> [What is needed] Return an exact copy of the entries, skipping any picture you find.
»»
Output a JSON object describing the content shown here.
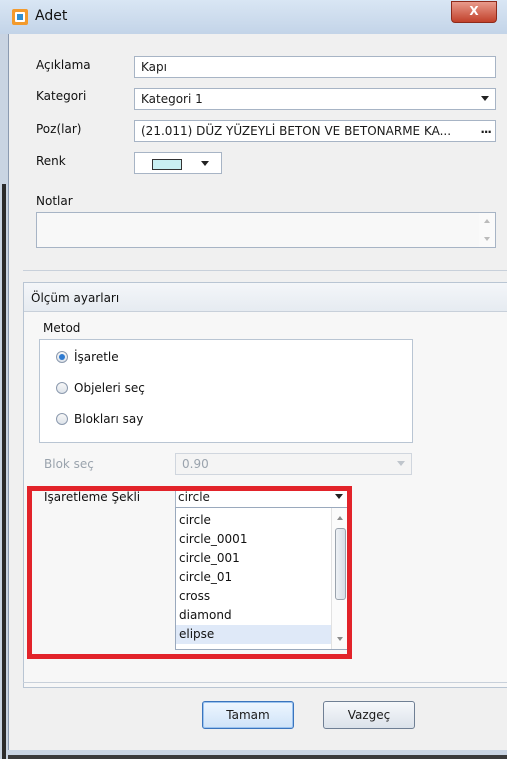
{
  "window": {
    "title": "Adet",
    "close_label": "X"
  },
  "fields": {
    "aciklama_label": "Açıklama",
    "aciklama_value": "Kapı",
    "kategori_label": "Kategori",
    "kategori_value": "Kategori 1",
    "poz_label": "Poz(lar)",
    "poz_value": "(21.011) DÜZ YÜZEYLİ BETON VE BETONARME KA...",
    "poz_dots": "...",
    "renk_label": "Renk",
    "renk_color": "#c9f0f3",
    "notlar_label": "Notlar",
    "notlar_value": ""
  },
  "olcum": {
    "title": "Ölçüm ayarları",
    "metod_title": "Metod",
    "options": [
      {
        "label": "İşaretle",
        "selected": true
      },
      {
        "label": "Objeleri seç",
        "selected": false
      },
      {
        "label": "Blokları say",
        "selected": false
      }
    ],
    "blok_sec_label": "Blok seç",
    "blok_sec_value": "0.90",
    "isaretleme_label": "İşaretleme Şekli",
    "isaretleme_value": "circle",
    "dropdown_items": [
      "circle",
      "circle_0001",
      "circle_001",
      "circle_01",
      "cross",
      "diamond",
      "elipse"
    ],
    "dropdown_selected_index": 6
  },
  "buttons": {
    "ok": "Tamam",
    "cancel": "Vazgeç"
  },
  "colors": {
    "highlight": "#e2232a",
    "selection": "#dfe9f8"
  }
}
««
> [Task result]
Output a JSON object describing the content shown here.
{
  "window": {
    "title": "Adet",
    "close_label": "X"
  },
  "fields": {
    "aciklama_label": "Açıklama",
    "aciklama_value": "Kapı",
    "kategori_label": "Kategori",
    "kategori_value": "Kategori 1",
    "poz_label": "Poz(lar)",
    "poz_value": "(21.011) DÜZ YÜZEYLİ BETON VE BETONARME KA...",
    "poz_dots": "...",
    "renk_label": "Renk",
    "renk_color": "#c9f0f3",
    "notlar_label": "Notlar",
    "notlar_value": ""
  },
  "olcum": {
    "title": "Ölçüm ayarları",
    "metod_title": "Metod",
    "options": [
      {
        "label": "İşaretle",
        "selected": true
      },
      {
        "label": "Objeleri seç",
        "selected": false
      },
      {
        "label": "Blokları say",
        "selected": false
      }
    ],
    "blok_sec_label": "Blok seç",
    "blok_sec_value": "0.90",
    "isaretleme_label": "İşaretleme Şekli",
    "isaretleme_value": "circle",
    "dropdown_items": [
      "circle",
      "circle_0001",
      "circle_001",
      "circle_01",
      "cross",
      "diamond",
      "elipse"
    ],
    "dropdown_selected_index": 6
  },
  "buttons": {
    "ok": "Tamam",
    "cancel": "Vazgeç"
  },
  "colors": {
    "highlight": "#e2232a",
    "selection": "#dfe9f8"
  }
}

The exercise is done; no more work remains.